Data about app and page elements:
──────────────────────────────
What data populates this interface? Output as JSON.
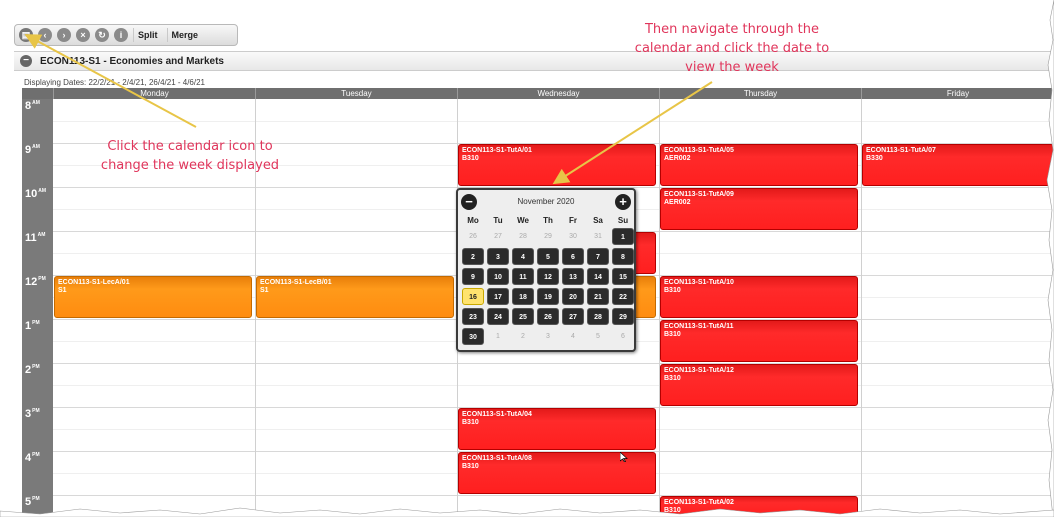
{
  "toolbar": {
    "icons": [
      "calendar-icon",
      "back-icon",
      "forward-icon",
      "close-icon",
      "refresh-icon",
      "info-icon"
    ],
    "split_label": "Split",
    "merge_label": "Merge"
  },
  "course": {
    "title": "ECON113-S1 - Economies and Markets"
  },
  "displaying_dates": "Displaying Dates: 22/2/21 - 2/4/21, 26/4/21 - 4/6/21",
  "days": [
    "Monday",
    "Tuesday",
    "Wednesday",
    "Thursday",
    "Friday"
  ],
  "times": [
    {
      "hour": "8",
      "ampm": "AM"
    },
    {
      "hour": "9",
      "ampm": "AM"
    },
    {
      "hour": "10",
      "ampm": "AM"
    },
    {
      "hour": "11",
      "ampm": "AM"
    },
    {
      "hour": "12",
      "ampm": "PM"
    },
    {
      "hour": "1",
      "ampm": "PM"
    },
    {
      "hour": "2",
      "ampm": "PM"
    },
    {
      "hour": "3",
      "ampm": "PM"
    },
    {
      "hour": "4",
      "ampm": "PM"
    },
    {
      "hour": "5",
      "ampm": "PM"
    }
  ],
  "events": [
    {
      "code": "ECON113-S1-TutA/01",
      "room": "B310",
      "color": "red"
    },
    {
      "code": "ECON113-S1-TutA/05",
      "room": "AER002",
      "color": "red"
    },
    {
      "code": "ECON113-S1-TutA/07",
      "room": "B330",
      "color": "red"
    },
    {
      "code": "ECON113-S1-TutA/09",
      "room": "AER002",
      "color": "red"
    },
    {
      "code": "ECON113-S1-LecA/01",
      "room": "S1",
      "color": "orange"
    },
    {
      "code": "ECON113-S1-LecB/01",
      "room": "S1",
      "color": "orange"
    },
    {
      "code": "ECON113-S1-TutA/10",
      "room": "B310",
      "color": "red"
    },
    {
      "code": "ECON113-S1-TutA/11",
      "room": "B310",
      "color": "red"
    },
    {
      "code": "ECON113-S1-TutA/12",
      "room": "B310",
      "color": "red"
    },
    {
      "code": "ECON113-S1-TutA/04",
      "room": "B310",
      "color": "red"
    },
    {
      "code": "ECON113-S1-TutA/08",
      "room": "B310",
      "color": "red"
    },
    {
      "code": "ECON113-S1-TutA/02",
      "room": "B310",
      "color": "red"
    }
  ],
  "datepicker": {
    "month_label": "November 2020",
    "prev_label": "−",
    "next_label": "+",
    "weekdays": [
      "Mo",
      "Tu",
      "We",
      "Th",
      "Fr",
      "Sa",
      "Su"
    ],
    "weeks": [
      [
        "26",
        "27",
        "28",
        "29",
        "30",
        "31",
        "1"
      ],
      [
        "2",
        "3",
        "4",
        "5",
        "6",
        "7",
        "8"
      ],
      [
        "9",
        "10",
        "11",
        "12",
        "13",
        "14",
        "15"
      ],
      [
        "16",
        "17",
        "18",
        "19",
        "20",
        "21",
        "22"
      ],
      [
        "23",
        "24",
        "25",
        "26",
        "27",
        "28",
        "29"
      ],
      [
        "30",
        "1",
        "2",
        "3",
        "4",
        "5",
        "6"
      ]
    ],
    "today": "16"
  },
  "annotations": {
    "left_line1": "Click the calendar icon to",
    "left_line2": "change the week displayed",
    "right_line1": "Then navigate through the",
    "right_line2": "calendar and click the date to",
    "right_line3": "view the week"
  },
  "colors": {
    "event_red": "#ff2020",
    "event_orange": "#ff8c10",
    "annotation": "#e0355b",
    "arrow": "#e8c547",
    "today_highlight": "#ffe36e"
  }
}
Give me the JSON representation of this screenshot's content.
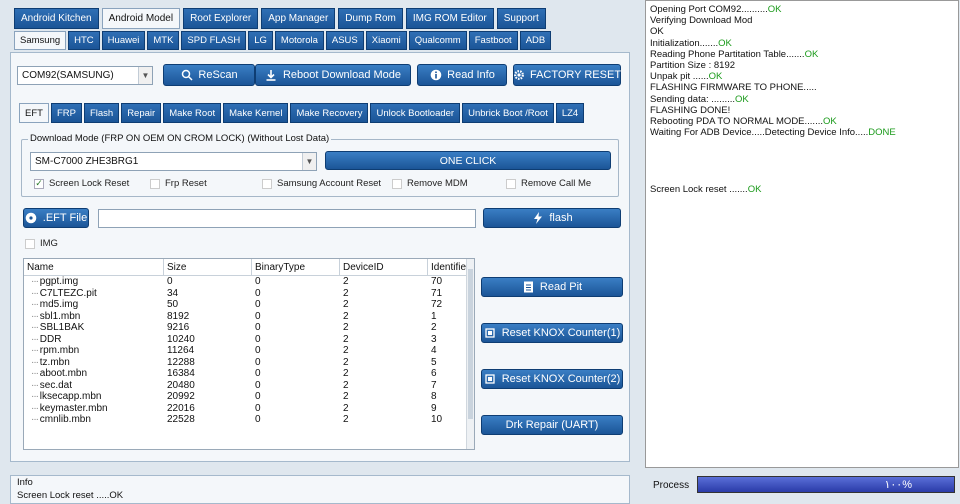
{
  "top_tabs": [
    "Android Kitchen",
    "Android Model",
    "Root Explorer",
    "App Manager",
    "Dump Rom",
    "IMG ROM Editor",
    "Support"
  ],
  "brand_tabs": [
    "Samsung",
    "HTC",
    "Huawei",
    "MTK",
    "SPD FLASH",
    "LG",
    "Motorola",
    "ASUS",
    "Xiaomi",
    "Qualcomm",
    "Fastboot",
    "ADB"
  ],
  "port_combo": "COM92(SAMSUNG)",
  "toolbar": {
    "rescan": "ReScan",
    "reboot_download": "Reboot  Download Mode",
    "read_info": "Read Info",
    "factory_reset": "FACTORY RESET"
  },
  "sub_tabs": [
    "EFT",
    "FRP",
    "Flash",
    "Repair",
    "Make Root",
    "Make Kernel",
    "Make Recovery",
    "Unlock Bootloader",
    "Unbrick Boot /Root",
    "LZ4"
  ],
  "download_group": {
    "title": "Download Mode (FRP ON OEM ON CROM LOCK) (Without Lost Data)",
    "model": "SM-C7000  ZHE3BRG1",
    "one_click": "ONE CLICK",
    "options": [
      {
        "label": "Screen Lock  Reset",
        "checked": true
      },
      {
        "label": "Frp Reset",
        "checked": false
      },
      {
        "label": "Samsung Account  Reset",
        "checked": false
      },
      {
        "label": "Remove  MDM",
        "checked": false
      },
      {
        "label": "Remove Call Me",
        "checked": false
      }
    ]
  },
  "eft_file_button": ".EFT File",
  "eft_file_path": "",
  "flash_button": "flash",
  "img_checkbox": "IMG",
  "table": {
    "headers": [
      "Name",
      "Size",
      "BinaryType",
      "DeviceID",
      "Identifie"
    ],
    "rows": [
      [
        "pgpt.img",
        "0",
        "0",
        "2",
        "70"
      ],
      [
        "C7LTEZC.pit",
        "34",
        "0",
        "2",
        "71"
      ],
      [
        "md5.img",
        "50",
        "0",
        "2",
        "72"
      ],
      [
        "sbl1.mbn",
        "8192",
        "0",
        "2",
        "1"
      ],
      [
        "SBL1BAK",
        "9216",
        "0",
        "2",
        "2"
      ],
      [
        "DDR",
        "10240",
        "0",
        "2",
        "3"
      ],
      [
        "rpm.mbn",
        "11264",
        "0",
        "2",
        "4"
      ],
      [
        "tz.mbn",
        "12288",
        "0",
        "2",
        "5"
      ],
      [
        "aboot.mbn",
        "16384",
        "0",
        "2",
        "6"
      ],
      [
        "sec.dat",
        "20480",
        "0",
        "2",
        "7"
      ],
      [
        "lksecapp.mbn",
        "20992",
        "0",
        "2",
        "8"
      ],
      [
        "keymaster.mbn",
        "22016",
        "0",
        "2",
        "9"
      ],
      [
        "cmnlib.mbn",
        "22528",
        "0",
        "2",
        "10"
      ]
    ]
  },
  "side_buttons": {
    "read_pit": "Read Pit",
    "reset_knox_1": "Reset KNOX Counter(1)",
    "reset_knox_2": "Reset KNOX Counter(2)",
    "drk_repair": "Drk Repair (UART)"
  },
  "info": {
    "title": "Info",
    "text": "Screen Lock reset .....OK"
  },
  "log_lines": [
    {
      "text": "Opening Port COM92..........",
      "ok": "OK"
    },
    {
      "text": "Verifying Download Mod",
      "ok": ""
    },
    {
      "text": "OK",
      "ok": ""
    },
    {
      "text": "Initialization.......",
      "ok": "OK"
    },
    {
      "text": "Reading Phone Partitation Table.......",
      "ok": "OK"
    },
    {
      "text": "Partition Size : 8192",
      "ok": ""
    },
    {
      "text": "Unpak pit ......",
      "ok": "OK"
    },
    {
      "text": "FLASHING FIRMWARE TO PHONE.....",
      "ok": ""
    },
    {
      "text": "Sending data: .........",
      "ok": "OK"
    },
    {
      "text": "FLASHING DONE!",
      "ok": ""
    },
    {
      "text": "Rebooting PDA TO NORMAL MODE.......",
      "ok": "OK"
    },
    {
      "text": "Waiting For ADB Device.....Detecting Device Info.....",
      "ok": "DONE"
    }
  ],
  "log_footer": {
    "text": "Screen Lock reset .......",
    "ok": "OK"
  },
  "process": {
    "label": "Process",
    "percent_text": "١٠٠%",
    "value": 100
  }
}
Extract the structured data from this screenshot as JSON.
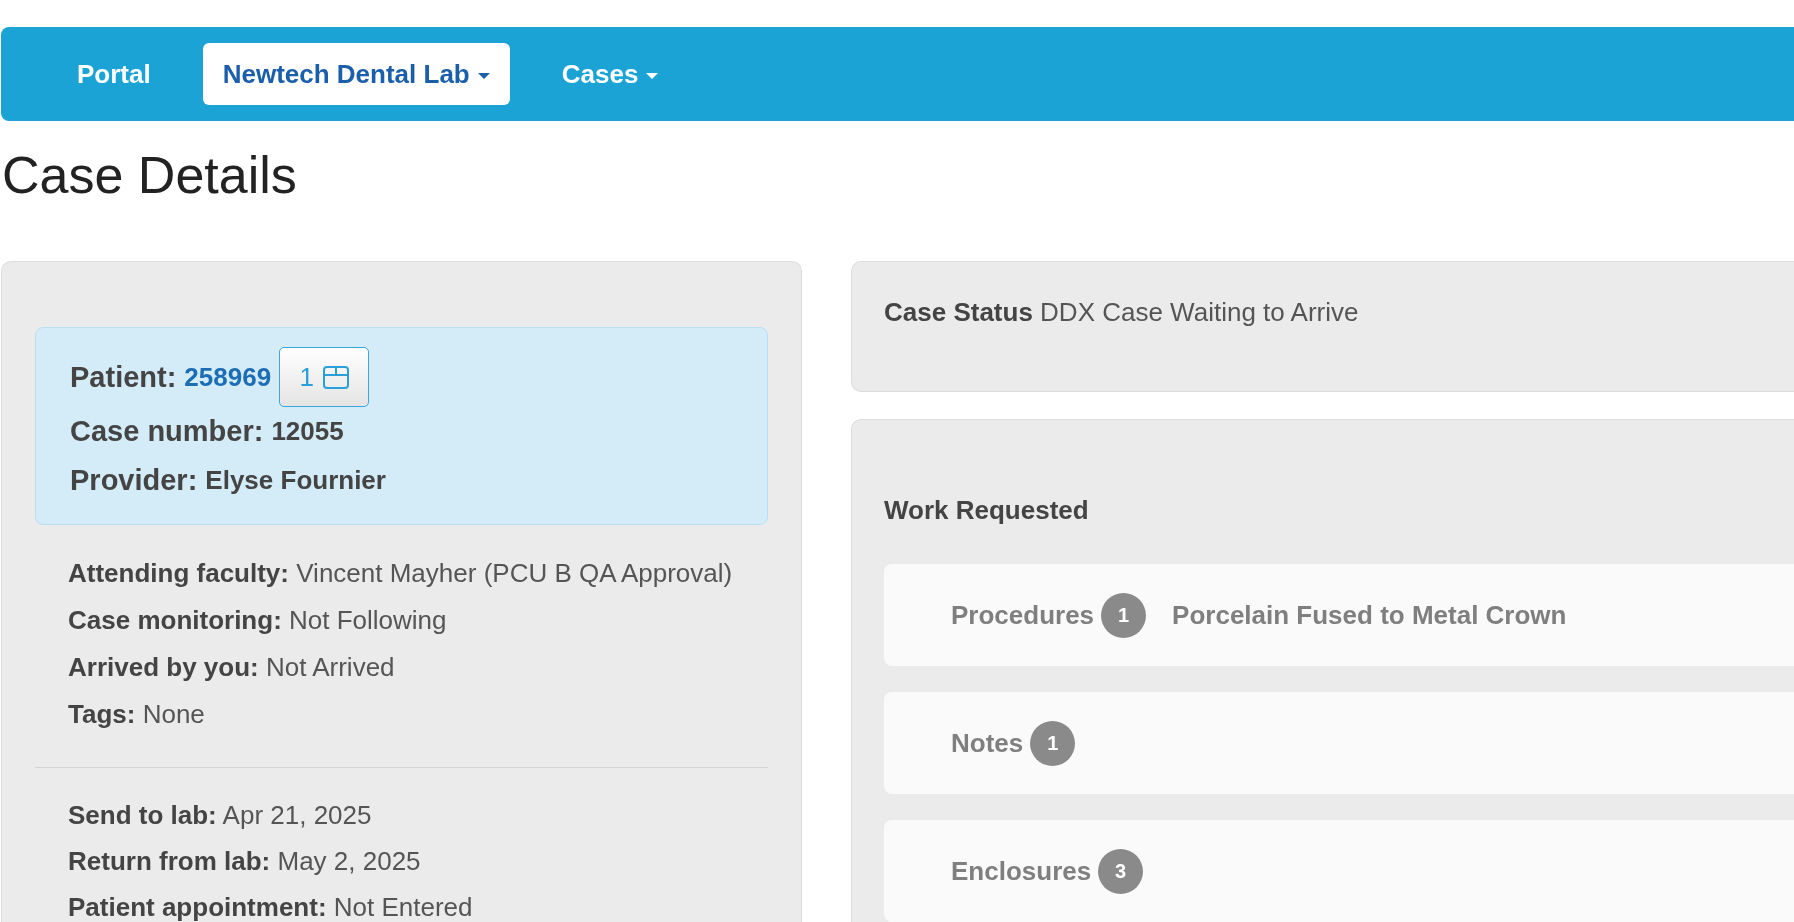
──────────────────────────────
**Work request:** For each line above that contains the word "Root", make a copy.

**Response area:**
    "Root Explorer",
    "Make Root",
    "Unbrick Boot /Root",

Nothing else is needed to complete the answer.